The most controversial directive is likely to be an order to the Environmental Protection Agency (EPA) to develop new limits for carbon emissions at both existing and new coal-fired power plants. Until now, the administration has rebuffed calls from environmental groups to regulate existing plants, choosing to focus its efforts on newly-constructed plants.

'Aggressive Conversations'

Administration officials said Obama will urge EPA officials to have "aggressive conversations" and "robust engagement with states, labor leaders, industry, [nongovernmental organizations], and other stakeholders at the front end" of the process to develop the new limits.

"We believe firmly that those conversations will allow us to develop a rule that provides common sense rules of the road and has industry support," one official said. "Today we already set limits for arsenic, mercury, and lead, but let power plants release as much carbon as they want."

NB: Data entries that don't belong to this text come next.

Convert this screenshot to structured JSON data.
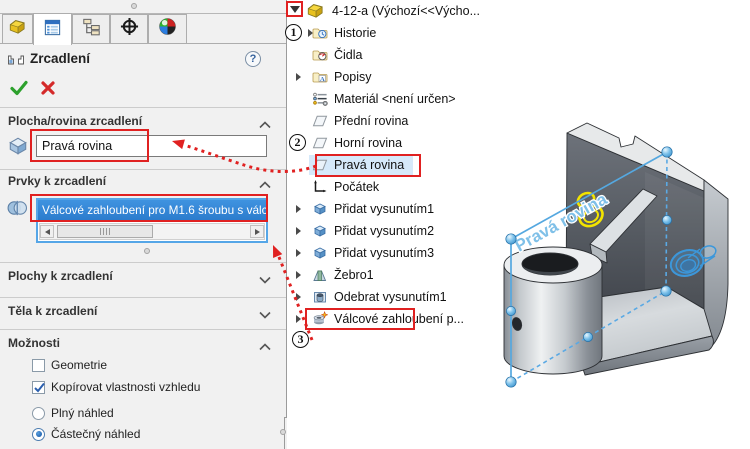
{
  "panel": {
    "title": "Zrcadlení",
    "help_label": "?",
    "tabs": [
      {
        "name": "features-tab",
        "icon": "part-icon",
        "active": false
      },
      {
        "name": "property-manager-tab",
        "icon": "property-manager-icon",
        "active": true
      },
      {
        "name": "configuration-manager-tab",
        "icon": "configurations-icon",
        "active": false
      },
      {
        "name": "dimxpert-tab",
        "icon": "dimxpert-icon",
        "active": false
      },
      {
        "name": "display-manager-tab",
        "icon": "display-manager-icon",
        "active": false
      }
    ],
    "mirror_plane_section": {
      "label": "Plocha/rovina zrcadlení",
      "value": "Pravá rovina",
      "expanded": true
    },
    "features_section": {
      "label": "Prvky k zrcadlení",
      "selected_item": "Válcové zahloubení pro M1.6 šroubu s válc",
      "expanded": true
    },
    "faces_section": {
      "label": "Plochy k zrcadlení",
      "expanded": false
    },
    "bodies_section": {
      "label": "Těla k zrcadlení",
      "expanded": false
    },
    "options_section": {
      "label": "Možnosti",
      "expanded": true,
      "checkboxes": [
        {
          "label": "Geometrie",
          "checked": false
        },
        {
          "label": "Kopírovat vlastnosti vzhledu",
          "checked": true
        }
      ],
      "radios": [
        {
          "label": "Plný náhled",
          "checked": false
        },
        {
          "label": "Částečný náhled",
          "checked": true
        }
      ]
    }
  },
  "tree": {
    "root_label": "4-12-a  (Výchozí<<Výcho...",
    "items": [
      {
        "label": "Historie",
        "icon": "history-folder",
        "expandable": true
      },
      {
        "label": "Čidla",
        "icon": "sensors-folder",
        "expandable": false
      },
      {
        "label": "Popisy",
        "icon": "annotations-folder",
        "expandable": true
      },
      {
        "label": "Materiál <není určen>",
        "icon": "material",
        "expandable": false
      },
      {
        "label": "Přední rovina",
        "icon": "plane",
        "expandable": false
      },
      {
        "label": "Horní rovina",
        "icon": "plane",
        "expandable": false
      },
      {
        "label": "Pravá rovina",
        "icon": "plane",
        "expandable": false,
        "selected": true,
        "red_box": true
      },
      {
        "label": "Počátek",
        "icon": "origin",
        "expandable": false
      },
      {
        "label": "Přidat vysunutím1",
        "icon": "boss-extrude",
        "expandable": true
      },
      {
        "label": "Přidat vysunutím2",
        "icon": "boss-extrude",
        "expandable": true
      },
      {
        "label": "Přidat vysunutím3",
        "icon": "boss-extrude",
        "expandable": true
      },
      {
        "label": "Žebro1",
        "icon": "rib",
        "expandable": true
      },
      {
        "label": "Odebrat vysunutím1",
        "icon": "cut-extrude",
        "expandable": true
      },
      {
        "label": "Válcové zahloubení p...",
        "icon": "hole-wizard",
        "expandable": true,
        "red_box": true
      }
    ]
  },
  "steps": [
    {
      "n": "1"
    },
    {
      "n": "2"
    },
    {
      "n": "3"
    }
  ],
  "viewport": {
    "plane_label": "Pravá rovina"
  },
  "colors": {
    "selection_blue": "#2f81d5",
    "focus_border_blue": "#55a6e7",
    "annotation_red": "#e02121",
    "highlight_yellow": "#f2e400",
    "preview_blue": "#3c97da",
    "tree_selection": "#d6e9fa"
  }
}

Under the memorandum, the Transportation Department would work with the auto industry to increase fuel-efficiency standards for trucks and buses. The Agriculture Department would be tasked with helping farmers and ranchers avoid the catastrophic effect on food prices brought on by droughts and floods, and the Housing and Urban Development Department would be directed to ensure that new taxpayer-funded structures are strong enough to sustain the damaging winds and ocean surges of "super storms."

Weather disasters cost the United States $110 billion in 2012, according to the National Oceanic Atmospheric Administration – the second costliest year on record since 1980, when amounts were first tracked. Only 2005 – the year of Hurricane Katrina -- cost more.

Obama’s plan will also make up to $8 billion available in loan guarantees for the development and deployment of new forms of clean and renewable energy. Officials said the use of solar, geothermal, and wind power has doubled since Obama took office in 2009.

Internationally, he plans to lead an effort to lower trade barriers for goods produced with clean energy and to call for an end to U.S. financing of most coal-fired power plants overseas.